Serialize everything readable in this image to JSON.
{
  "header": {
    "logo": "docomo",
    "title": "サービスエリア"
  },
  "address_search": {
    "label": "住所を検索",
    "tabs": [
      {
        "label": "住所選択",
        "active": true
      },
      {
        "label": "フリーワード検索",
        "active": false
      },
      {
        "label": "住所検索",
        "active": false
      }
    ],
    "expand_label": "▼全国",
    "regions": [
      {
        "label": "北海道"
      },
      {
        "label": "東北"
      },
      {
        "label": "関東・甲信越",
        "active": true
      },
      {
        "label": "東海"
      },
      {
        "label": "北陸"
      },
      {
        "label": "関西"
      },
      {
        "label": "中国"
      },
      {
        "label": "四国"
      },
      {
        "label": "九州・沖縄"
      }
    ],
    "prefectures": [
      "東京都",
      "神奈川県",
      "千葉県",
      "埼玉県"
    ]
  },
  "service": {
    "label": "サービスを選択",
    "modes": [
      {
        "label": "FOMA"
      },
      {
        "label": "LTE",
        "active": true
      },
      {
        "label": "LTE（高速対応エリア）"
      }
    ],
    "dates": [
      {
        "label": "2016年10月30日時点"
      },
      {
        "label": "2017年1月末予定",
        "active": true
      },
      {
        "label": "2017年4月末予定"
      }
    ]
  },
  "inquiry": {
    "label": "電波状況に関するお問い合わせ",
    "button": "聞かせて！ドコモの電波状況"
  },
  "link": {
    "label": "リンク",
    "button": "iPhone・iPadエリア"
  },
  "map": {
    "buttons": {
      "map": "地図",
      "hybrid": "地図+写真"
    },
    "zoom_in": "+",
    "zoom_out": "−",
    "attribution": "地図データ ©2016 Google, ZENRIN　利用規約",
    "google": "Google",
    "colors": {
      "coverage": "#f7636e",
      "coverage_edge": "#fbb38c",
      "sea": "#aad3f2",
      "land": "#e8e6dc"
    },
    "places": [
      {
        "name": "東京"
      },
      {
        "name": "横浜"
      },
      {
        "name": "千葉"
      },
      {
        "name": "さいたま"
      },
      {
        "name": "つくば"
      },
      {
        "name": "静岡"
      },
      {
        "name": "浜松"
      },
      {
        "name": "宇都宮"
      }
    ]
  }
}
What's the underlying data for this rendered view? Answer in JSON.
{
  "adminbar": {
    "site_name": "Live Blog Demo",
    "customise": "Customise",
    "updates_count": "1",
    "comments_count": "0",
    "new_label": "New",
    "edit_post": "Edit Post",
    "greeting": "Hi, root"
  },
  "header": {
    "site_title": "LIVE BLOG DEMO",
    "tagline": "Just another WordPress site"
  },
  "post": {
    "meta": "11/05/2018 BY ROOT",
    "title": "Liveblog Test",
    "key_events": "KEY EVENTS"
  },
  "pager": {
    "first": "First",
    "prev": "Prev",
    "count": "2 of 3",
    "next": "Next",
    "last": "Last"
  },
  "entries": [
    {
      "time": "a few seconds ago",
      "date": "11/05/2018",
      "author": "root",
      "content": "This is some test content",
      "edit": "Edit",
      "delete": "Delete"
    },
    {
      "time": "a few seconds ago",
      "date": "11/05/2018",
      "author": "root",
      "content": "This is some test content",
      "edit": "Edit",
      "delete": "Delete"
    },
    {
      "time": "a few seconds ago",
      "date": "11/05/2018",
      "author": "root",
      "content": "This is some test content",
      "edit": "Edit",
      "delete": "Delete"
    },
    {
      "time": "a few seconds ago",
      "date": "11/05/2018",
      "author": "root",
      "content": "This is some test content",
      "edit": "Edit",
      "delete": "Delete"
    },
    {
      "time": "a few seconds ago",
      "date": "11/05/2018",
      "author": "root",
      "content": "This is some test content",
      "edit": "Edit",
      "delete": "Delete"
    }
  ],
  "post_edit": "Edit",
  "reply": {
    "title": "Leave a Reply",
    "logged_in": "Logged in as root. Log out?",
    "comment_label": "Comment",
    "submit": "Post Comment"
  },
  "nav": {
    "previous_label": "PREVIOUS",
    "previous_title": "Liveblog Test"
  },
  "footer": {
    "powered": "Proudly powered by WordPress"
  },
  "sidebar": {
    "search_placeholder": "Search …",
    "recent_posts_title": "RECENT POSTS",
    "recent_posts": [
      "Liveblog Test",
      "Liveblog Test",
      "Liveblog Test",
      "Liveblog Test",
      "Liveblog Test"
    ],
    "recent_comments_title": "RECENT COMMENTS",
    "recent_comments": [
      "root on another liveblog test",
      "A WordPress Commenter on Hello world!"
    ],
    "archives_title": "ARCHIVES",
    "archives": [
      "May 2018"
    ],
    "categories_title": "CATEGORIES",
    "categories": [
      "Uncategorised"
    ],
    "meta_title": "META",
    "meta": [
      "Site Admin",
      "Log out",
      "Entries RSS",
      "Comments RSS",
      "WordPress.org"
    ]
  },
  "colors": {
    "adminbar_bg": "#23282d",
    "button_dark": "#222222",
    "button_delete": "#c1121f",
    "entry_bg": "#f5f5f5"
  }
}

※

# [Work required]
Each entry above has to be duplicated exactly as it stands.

# [Output for this task]
Serialize everything readable in this image to JSON.
{
  "header": {
    "logo": "docomo",
    "title": "サービスエリア"
  },
  "address_search": {
    "label": "住所を検索",
    "tabs": [
      {
        "label": "住所選択",
        "active": true
      },
      {
        "label": "フリーワード検索",
        "active": false
      },
      {
        "label": "住所検索",
        "active": false
      }
    ],
    "expand_label": "▼全国",
    "regions": [
      {
        "label": "北海道"
      },
      {
        "label": "東北"
      },
      {
        "label": "関東・甲信越",
        "active": true
      },
      {
        "label": "東海"
      },
      {
        "label": "北陸"
      },
      {
        "label": "関西"
      },
      {
        "label": "中国"
      },
      {
        "label": "四国"
      },
      {
        "label": "九州・沖縄"
      }
    ],
    "prefectures": [
      "東京都",
      "神奈川県",
      "千葉県",
      "埼玉県"
    ]
  },
  "service": {
    "label": "サービスを選択",
    "modes": [
      {
        "label": "FOMA"
      },
      {
        "label": "LTE",
        "active": true
      },
      {
        "label": "LTE（高速対応エリア）"
      }
    ],
    "dates": [
      {
        "label": "2016年10月30日時点"
      },
      {
        "label": "2017年1月末予定",
        "active": true
      },
      {
        "label": "2017年4月末予定"
      }
    ]
  },
  "inquiry": {
    "label": "電波状況に関するお問い合わせ",
    "button": "聞かせて！ドコモの電波状況"
  },
  "link": {
    "label": "リンク",
    "button": "iPhone・iPadエリア"
  },
  "map": {
    "buttons": {
      "map": "地図",
      "hybrid": "地図+写真"
    },
    "zoom_in": "+",
    "zoom_out": "−",
    "attribution": "地図データ ©2016 Google, ZENRIN　利用規約",
    "google": "Google",
    "colors": {
      "coverage": "#f7636e",
      "coverage_edge": "#fbb38c",
      "sea": "#aad3f2",
      "land": "#e8e6dc"
    },
    "places": [
      {
        "name": "東京"
      },
      {
        "name": "横浜"
      },
      {
        "name": "千葉"
      },
      {
        "name": "さいたま"
      },
      {
        "name": "つくば"
      },
      {
        "name": "静岡"
      },
      {
        "name": "浜松"
      },
      {
        "name": "宇都宮"
      }
    ]
  }
}
What's the underlying data for this rendered view? Answer in JSON.
{
  "adminbar": {
    "site_name": "Live Blog Demo",
    "customise": "Customise",
    "updates_count": "1",
    "comments_count": "0",
    "new_label": "New",
    "edit_post": "Edit Post",
    "greeting": "Hi, root"
  },
  "header": {
    "site_title": "LIVE BLOG DEMO",
    "tagline": "Just another WordPress site"
  },
  "post": {
    "meta": "11/05/2018 BY ROOT",
    "title": "Liveblog Test",
    "key_events": "KEY EVENTS"
  },
  "pager": {
    "first": "First",
    "prev": "Prev",
    "count": "2 of 3",
    "next": "Next",
    "last": "Last"
  },
  "entries": [
    {
      "time": "a few seconds ago",
      "date": "11/05/2018",
      "author": "root",
      "content": "This is some test content",
      "edit": "Edit",
      "delete": "Delete"
    },
    {
      "time": "a few seconds ago",
      "date": "11/05/2018",
      "author": "root",
      "content": "This is some test content",
      "edit": "Edit",
      "delete": "Delete"
    },
    {
      "time": "a few seconds ago",
      "date": "11/05/2018",
      "author": "root",
      "content": "This is some test content",
      "edit": "Edit",
      "delete": "Delete"
    },
    {
      "time": "a few seconds ago",
      "date": "11/05/2018",
      "author": "root",
      "content": "This is some test content",
      "edit": "Edit",
      "delete": "Delete"
    },
    {
      "time": "a few seconds ago",
      "date": "11/05/2018",
      "author": "root",
      "content": "This is some test content",
      "edit": "Edit",
      "delete": "Delete"
    }
  ],
  "post_edit": "Edit",
  "reply": {
    "title": "Leave a Reply",
    "logged_in": "Logged in as root. Log out?",
    "comment_label": "Comment",
    "submit": "Post Comment"
  },
  "nav": {
    "previous_label": "PREVIOUS",
    "previous_title": "Liveblog Test"
  },
  "footer": {
    "powered": "Proudly powered by WordPress"
  },
  "sidebar": {
    "search_placeholder": "Search …",
    "recent_posts_title": "RECENT POSTS",
    "recent_posts": [
      "Liveblog Test",
      "Liveblog Test",
      "Liveblog Test",
      "Liveblog Test",
      "Liveblog Test"
    ],
    "recent_comments_title": "RECENT COMMENTS",
    "recent_comments": [
      "root on another liveblog test",
      "A WordPress Commenter on Hello world!"
    ],
    "archives_title": "ARCHIVES",
    "archives": [
      "May 2018"
    ],
    "categories_title": "CATEGORIES",
    "categories": [
      "Uncategorised"
    ],
    "meta_title": "META",
    "meta": [
      "Site Admin",
      "Log out",
      "Entries RSS",
      "Comments RSS",
      "WordPress.org"
    ]
  },
  "colors": {
    "adminbar_bg": "#23282d",
    "button_dark": "#222222",
    "button_delete": "#c1121f",
    "entry_bg": "#f5f5f5"
  }
}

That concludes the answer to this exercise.